The battle over stem cell research in Missouri doesn't lack for star power.
Ailing actor Michael J. Fox, rock star cancer-survivor Sheryl Crow, Super Bowl hero Kurt Warner, World Series pitcher Jeff Suppan and celebrities galore have all given voters their two cents.
Their fame threatens to overshadow the tight Senate race between Republican Sen. Jim Talent and Democratic challenger Claire McCaskill.
Mixing candidates and measures
As the Nov. 7 elections near, Missouri's Senate race is intertwining with a ballot measure that would engrave the right to conduct embryonic stem cell research into the state constitution. McCaskill supports it; Talent opposes it.
The ballot initiative and Senate contest already have cost around $30 million each, counting money raised or spent by various campaign committees, the candidates and their political parities.
McCaskill's campaign began airing ads over the weekend featuring Fox, who while shaking from the effects of Parkinson's disease, urges voters to elect McCaskill because of her support for stem cell research.
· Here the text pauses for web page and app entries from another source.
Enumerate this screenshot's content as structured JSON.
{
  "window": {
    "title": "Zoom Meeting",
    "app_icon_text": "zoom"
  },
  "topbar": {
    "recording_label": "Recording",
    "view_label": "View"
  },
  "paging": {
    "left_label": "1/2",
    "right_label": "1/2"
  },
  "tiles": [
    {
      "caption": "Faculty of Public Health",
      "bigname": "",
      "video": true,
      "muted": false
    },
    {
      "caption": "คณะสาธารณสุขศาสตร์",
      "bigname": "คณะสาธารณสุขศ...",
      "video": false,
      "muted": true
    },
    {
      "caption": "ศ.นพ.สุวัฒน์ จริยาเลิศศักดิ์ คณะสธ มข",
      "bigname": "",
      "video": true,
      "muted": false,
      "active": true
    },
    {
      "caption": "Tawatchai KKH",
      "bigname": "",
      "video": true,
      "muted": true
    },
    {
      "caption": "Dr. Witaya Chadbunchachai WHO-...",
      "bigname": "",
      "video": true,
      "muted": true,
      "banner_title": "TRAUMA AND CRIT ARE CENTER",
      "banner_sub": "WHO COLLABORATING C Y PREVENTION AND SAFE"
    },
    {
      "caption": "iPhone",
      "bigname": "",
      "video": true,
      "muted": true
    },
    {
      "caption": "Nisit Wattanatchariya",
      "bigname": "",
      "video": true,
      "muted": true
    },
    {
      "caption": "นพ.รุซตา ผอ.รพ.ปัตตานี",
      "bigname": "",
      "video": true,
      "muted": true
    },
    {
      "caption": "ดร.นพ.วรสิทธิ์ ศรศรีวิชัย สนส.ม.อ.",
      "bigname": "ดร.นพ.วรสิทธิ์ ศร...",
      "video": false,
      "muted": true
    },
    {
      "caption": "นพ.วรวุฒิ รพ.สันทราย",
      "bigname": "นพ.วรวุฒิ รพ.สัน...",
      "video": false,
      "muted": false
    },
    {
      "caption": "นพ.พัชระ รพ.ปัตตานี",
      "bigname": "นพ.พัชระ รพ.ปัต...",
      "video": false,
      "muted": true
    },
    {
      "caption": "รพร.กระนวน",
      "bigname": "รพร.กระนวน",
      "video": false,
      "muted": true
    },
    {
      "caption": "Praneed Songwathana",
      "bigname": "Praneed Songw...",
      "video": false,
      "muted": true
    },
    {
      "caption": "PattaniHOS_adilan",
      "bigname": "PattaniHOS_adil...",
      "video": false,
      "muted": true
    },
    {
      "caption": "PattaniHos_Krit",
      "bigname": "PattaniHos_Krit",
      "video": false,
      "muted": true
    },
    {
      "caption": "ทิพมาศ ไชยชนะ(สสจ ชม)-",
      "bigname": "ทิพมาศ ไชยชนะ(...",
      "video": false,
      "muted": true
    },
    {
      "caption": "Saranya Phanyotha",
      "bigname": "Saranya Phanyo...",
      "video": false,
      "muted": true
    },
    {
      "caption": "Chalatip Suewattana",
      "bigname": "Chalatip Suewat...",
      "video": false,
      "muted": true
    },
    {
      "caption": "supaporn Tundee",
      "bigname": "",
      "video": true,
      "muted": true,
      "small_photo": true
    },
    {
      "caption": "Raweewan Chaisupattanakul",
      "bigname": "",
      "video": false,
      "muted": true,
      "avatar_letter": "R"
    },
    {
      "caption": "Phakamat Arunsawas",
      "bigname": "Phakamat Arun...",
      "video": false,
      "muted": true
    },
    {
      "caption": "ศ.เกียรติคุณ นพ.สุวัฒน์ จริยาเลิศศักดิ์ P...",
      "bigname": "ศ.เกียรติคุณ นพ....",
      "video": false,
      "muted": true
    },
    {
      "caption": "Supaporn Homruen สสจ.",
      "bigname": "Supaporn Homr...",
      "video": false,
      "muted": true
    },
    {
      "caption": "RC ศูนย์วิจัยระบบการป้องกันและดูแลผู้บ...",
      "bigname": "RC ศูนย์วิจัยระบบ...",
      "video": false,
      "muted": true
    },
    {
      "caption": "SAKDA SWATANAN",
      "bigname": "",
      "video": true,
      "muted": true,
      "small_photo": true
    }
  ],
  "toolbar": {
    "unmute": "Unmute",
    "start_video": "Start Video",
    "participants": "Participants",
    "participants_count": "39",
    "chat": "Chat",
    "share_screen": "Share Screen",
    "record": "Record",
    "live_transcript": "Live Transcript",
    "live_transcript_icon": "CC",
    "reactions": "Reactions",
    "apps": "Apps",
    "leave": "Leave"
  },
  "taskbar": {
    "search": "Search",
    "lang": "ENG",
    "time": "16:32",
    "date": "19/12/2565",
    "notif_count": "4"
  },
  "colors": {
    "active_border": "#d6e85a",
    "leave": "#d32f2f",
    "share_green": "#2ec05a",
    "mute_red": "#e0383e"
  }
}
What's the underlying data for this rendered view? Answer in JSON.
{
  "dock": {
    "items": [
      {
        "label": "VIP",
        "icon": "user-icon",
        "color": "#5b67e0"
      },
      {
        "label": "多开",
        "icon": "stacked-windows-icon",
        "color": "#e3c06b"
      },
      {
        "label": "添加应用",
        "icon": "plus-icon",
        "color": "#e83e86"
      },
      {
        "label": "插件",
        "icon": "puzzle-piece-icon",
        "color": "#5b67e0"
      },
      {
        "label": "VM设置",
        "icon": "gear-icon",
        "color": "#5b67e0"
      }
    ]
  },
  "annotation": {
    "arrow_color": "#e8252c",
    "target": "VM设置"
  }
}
The ad prompted criticism from conservative commentator Rush Limbaugh.
The coalition supporting the initiative - which recent polls show has the support of 58 percent of likely voters - also has run ads featuring Crow, a native Missourian.
The ads prompted a group opposing the ballot initiative to hasten its own ad. That spot features five celebrities - including Warner, who led the St. Louis Rams to the 2000 NFL title; "Everybody Loves Raymond" actress Patricia Heaton; and Suppan.
The ad also features actor James Caviezel, who portrayed Jesus in "The Passion of the Christ," and Kansas City Royals baseball player Mike Sweeney, who is deeply religious.
With all the attention, the stem cell initiative could help determine the outcome of Missouri's Senate race - and thus control of the U.S. Senate. Democrats need to gain six seats nationally to wrest control of the chamber away from Republicans, and recent polls show Talent and McCaskill about even.
"Clearly, Claire McCaskill thinks that it would be advantageous for her to be linked to it," said political scientist Dave Robertson, of the University of Missouri-St. Louis. "Whether or not that's born out, it's really going to be hard to tell."
High-profile ballot issue
Missourians have a recent history of being drawn to the polls by high-profile ballot issues. An August 2004 constitutional amendment banning gay marriage attracted more votes than any other contest on the ballot.
Opponents of the stem cell initiative are hoping a similar religious-based movement can spur them to victory this year. Their attention is focused on ballot language that, while banning the cloning of human beings, allows an embryonic cloning technique that opponents contend destroys early human life.
That opposition is the main reason why anti-abortion voter James Cochran Jr., 43, says he will be casting his ballot for Talent. He recently was driving his parents' van plastered with six "pro-life" bumper stickers, including one declaring "Vote No on Amendment 2. Defeat the phony cloning ban."
Less flamboyant but equally passionate is Sharon Fockler, 63, who declares: "I'm for the stem cells and I'm going with McCaskill." Fockler explains that she's voting for the Democrat primarily because she's dissatisfied with Republicans in Washington, not specifically because of her support for stem cell research. But the correlation still exists.
Whether the correlation will carry on Election Day is the big unknown. "There's no question that the stem cell, and a few of the other ballot measures that are out there, are going to be energizing the different voting groups," said Kurt Jefferson, chairman of the political science department at Westminster College in Fulton.
But Jefferson and Robertson both are leery of directly linking the stem cell initiative and Senate race, especially considering that polls show the war in Iraq to be a prime issue Senate voters.
There has not necessarily been a correlation between successful Missouri ballot measures and candidates. Republican John Ashcroft, a staunch gambling opponent, easily won Missouri's 1994 Senate race even as voters approved an expansion of state-sanctioned gambling by allowing slot machines on riverboat casinos.
"Missourians are notorious for voting one direction with a ballot measure, but maybe sending another message with the member going to Congress," Jefferson said.